### Supplied data ###
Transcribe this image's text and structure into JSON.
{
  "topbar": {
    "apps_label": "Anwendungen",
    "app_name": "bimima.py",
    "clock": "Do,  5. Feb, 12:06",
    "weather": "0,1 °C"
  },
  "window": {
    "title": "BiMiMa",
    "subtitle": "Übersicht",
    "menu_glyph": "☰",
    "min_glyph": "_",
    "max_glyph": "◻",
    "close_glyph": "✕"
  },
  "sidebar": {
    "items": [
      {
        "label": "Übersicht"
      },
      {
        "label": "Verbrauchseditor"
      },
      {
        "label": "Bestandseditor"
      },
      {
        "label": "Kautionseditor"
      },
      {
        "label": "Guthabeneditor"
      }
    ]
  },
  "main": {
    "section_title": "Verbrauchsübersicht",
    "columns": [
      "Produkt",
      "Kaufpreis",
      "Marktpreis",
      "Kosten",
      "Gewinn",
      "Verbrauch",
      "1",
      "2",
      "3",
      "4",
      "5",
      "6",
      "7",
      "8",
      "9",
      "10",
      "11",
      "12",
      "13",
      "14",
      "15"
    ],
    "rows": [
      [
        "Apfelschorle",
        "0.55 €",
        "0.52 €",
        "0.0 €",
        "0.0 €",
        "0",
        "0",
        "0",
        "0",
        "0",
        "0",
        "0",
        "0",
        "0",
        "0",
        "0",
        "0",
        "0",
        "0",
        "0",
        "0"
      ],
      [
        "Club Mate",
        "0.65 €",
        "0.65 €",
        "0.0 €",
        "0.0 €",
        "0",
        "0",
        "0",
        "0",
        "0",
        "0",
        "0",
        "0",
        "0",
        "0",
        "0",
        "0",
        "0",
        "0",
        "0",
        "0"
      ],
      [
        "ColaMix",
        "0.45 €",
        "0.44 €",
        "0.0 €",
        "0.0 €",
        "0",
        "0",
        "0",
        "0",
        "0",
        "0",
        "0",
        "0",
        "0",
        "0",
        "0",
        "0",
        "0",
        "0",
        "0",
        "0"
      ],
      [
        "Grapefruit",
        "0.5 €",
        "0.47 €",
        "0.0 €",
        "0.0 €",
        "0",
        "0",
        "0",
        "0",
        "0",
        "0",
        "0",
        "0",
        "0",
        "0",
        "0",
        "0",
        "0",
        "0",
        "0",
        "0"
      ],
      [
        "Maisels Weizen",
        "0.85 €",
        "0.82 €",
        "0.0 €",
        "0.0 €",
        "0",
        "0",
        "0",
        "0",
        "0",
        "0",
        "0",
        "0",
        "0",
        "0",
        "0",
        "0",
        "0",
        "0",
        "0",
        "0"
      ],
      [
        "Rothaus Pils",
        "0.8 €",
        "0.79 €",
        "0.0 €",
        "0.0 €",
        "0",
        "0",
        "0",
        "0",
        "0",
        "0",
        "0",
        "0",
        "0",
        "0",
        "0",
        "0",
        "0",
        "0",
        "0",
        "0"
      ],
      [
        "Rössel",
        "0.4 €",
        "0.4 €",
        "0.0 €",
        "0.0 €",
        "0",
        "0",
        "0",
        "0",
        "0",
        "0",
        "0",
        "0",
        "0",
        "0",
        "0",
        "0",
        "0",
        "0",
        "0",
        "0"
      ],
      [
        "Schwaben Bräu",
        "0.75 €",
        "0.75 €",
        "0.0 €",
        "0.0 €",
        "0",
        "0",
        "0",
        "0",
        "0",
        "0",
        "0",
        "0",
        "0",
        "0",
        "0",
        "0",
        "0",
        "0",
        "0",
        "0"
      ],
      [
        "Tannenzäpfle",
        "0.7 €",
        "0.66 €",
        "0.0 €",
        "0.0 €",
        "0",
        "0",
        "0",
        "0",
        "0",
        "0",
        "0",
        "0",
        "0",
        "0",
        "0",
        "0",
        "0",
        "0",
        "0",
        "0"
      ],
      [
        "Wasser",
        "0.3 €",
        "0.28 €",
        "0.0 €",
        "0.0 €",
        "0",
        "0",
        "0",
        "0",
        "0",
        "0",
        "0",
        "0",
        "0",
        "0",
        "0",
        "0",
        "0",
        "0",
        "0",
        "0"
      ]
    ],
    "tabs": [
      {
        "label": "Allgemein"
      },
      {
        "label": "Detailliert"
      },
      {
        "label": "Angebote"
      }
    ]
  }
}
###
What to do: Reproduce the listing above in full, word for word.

Response to this exercise:
Transcribe this image's text and structure into JSON.
{
  "topbar": {
    "apps_label": "Anwendungen",
    "app_name": "bimima.py",
    "clock": "Do,  5. Feb, 12:06",
    "weather": "0,1 °C"
  },
  "window": {
    "title": "BiMiMa",
    "subtitle": "Übersicht",
    "menu_glyph": "☰",
    "min_glyph": "_",
    "max_glyph": "◻",
    "close_glyph": "✕"
  },
  "sidebar": {
    "items": [
      {
        "label": "Übersicht"
      },
      {
        "label": "Verbrauchseditor"
      },
      {
        "label": "Bestandseditor"
      },
      {
        "label": "Kautionseditor"
      },
      {
        "label": "Guthabeneditor"
      }
    ]
  },
  "main": {
    "section_title": "Verbrauchsübersicht",
    "columns": [
      "Produkt",
      "Kaufpreis",
      "Marktpreis",
      "Kosten",
      "Gewinn",
      "Verbrauch",
      "1",
      "2",
      "3",
      "4",
      "5",
      "6",
      "7",
      "8",
      "9",
      "10",
      "11",
      "12",
      "13",
      "14",
      "15"
    ],
    "rows": [
      [
        "Apfelschorle",
        "0.55 €",
        "0.52 €",
        "0.0 €",
        "0.0 €",
        "0",
        "0",
        "0",
        "0",
        "0",
        "0",
        "0",
        "0",
        "0",
        "0",
        "0",
        "0",
        "0",
        "0",
        "0",
        "0"
      ],
      [
        "Club Mate",
        "0.65 €",
        "0.65 €",
        "0.0 €",
        "0.0 €",
        "0",
        "0",
        "0",
        "0",
        "0",
        "0",
        "0",
        "0",
        "0",
        "0",
        "0",
        "0",
        "0",
        "0",
        "0",
        "0"
      ],
      [
        "ColaMix",
        "0.45 €",
        "0.44 €",
        "0.0 €",
        "0.0 €",
        "0",
        "0",
        "0",
        "0",
        "0",
        "0",
        "0",
        "0",
        "0",
        "0",
        "0",
        "0",
        "0",
        "0",
        "0",
        "0"
      ],
      [
        "Grapefruit",
        "0.5 €",
        "0.47 €",
        "0.0 €",
        "0.0 €",
        "0",
        "0",
        "0",
        "0",
        "0",
        "0",
        "0",
        "0",
        "0",
        "0",
        "0",
        "0",
        "0",
        "0",
        "0",
        "0"
      ],
      [
        "Maisels Weizen",
        "0.85 €",
        "0.82 €",
        "0.0 €",
        "0.0 €",
        "0",
        "0",
        "0",
        "0",
        "0",
        "0",
        "0",
        "0",
        "0",
        "0",
        "0",
        "0",
        "0",
        "0",
        "0",
        "0"
      ],
      [
        "Rothaus Pils",
        "0.8 €",
        "0.79 €",
        "0.0 €",
        "0.0 €",
        "0",
        "0",
        "0",
        "0",
        "0",
        "0",
        "0",
        "0",
        "0",
        "0",
        "0",
        "0",
        "0",
        "0",
        "0",
        "0"
      ],
      [
        "Rössel",
        "0.4 €",
        "0.4 €",
        "0.0 €",
        "0.0 €",
        "0",
        "0",
        "0",
        "0",
        "0",
        "0",
        "0",
        "0",
        "0",
        "0",
        "0",
        "0",
        "0",
        "0",
        "0",
        "0"
      ],
      [
        "Schwaben Bräu",
        "0.75 €",
        "0.75 €",
        "0.0 €",
        "0.0 €",
        "0",
        "0",
        "0",
        "0",
        "0",
        "0",
        "0",
        "0",
        "0",
        "0",
        "0",
        "0",
        "0",
        "0",
        "0",
        "0"
      ],
      [
        "Tannenzäpfle",
        "0.7 €",
        "0.66 €",
        "0.0 €",
        "0.0 €",
        "0",
        "0",
        "0",
        "0",
        "0",
        "0",
        "0",
        "0",
        "0",
        "0",
        "0",
        "0",
        "0",
        "0",
        "0",
        "0"
      ],
      [
        "Wasser",
        "0.3 €",
        "0.28 €",
        "0.0 €",
        "0.0 €",
        "0",
        "0",
        "0",
        "0",
        "0",
        "0",
        "0",
        "0",
        "0",
        "0",
        "0",
        "0",
        "0",
        "0",
        "0",
        "0"
      ]
    ],
    "tabs": [
      {
        "label": "Allgemein"
      },
      {
        "label": "Detailliert"
      },
      {
        "label": "Angebote"
      }
    ]
  }
}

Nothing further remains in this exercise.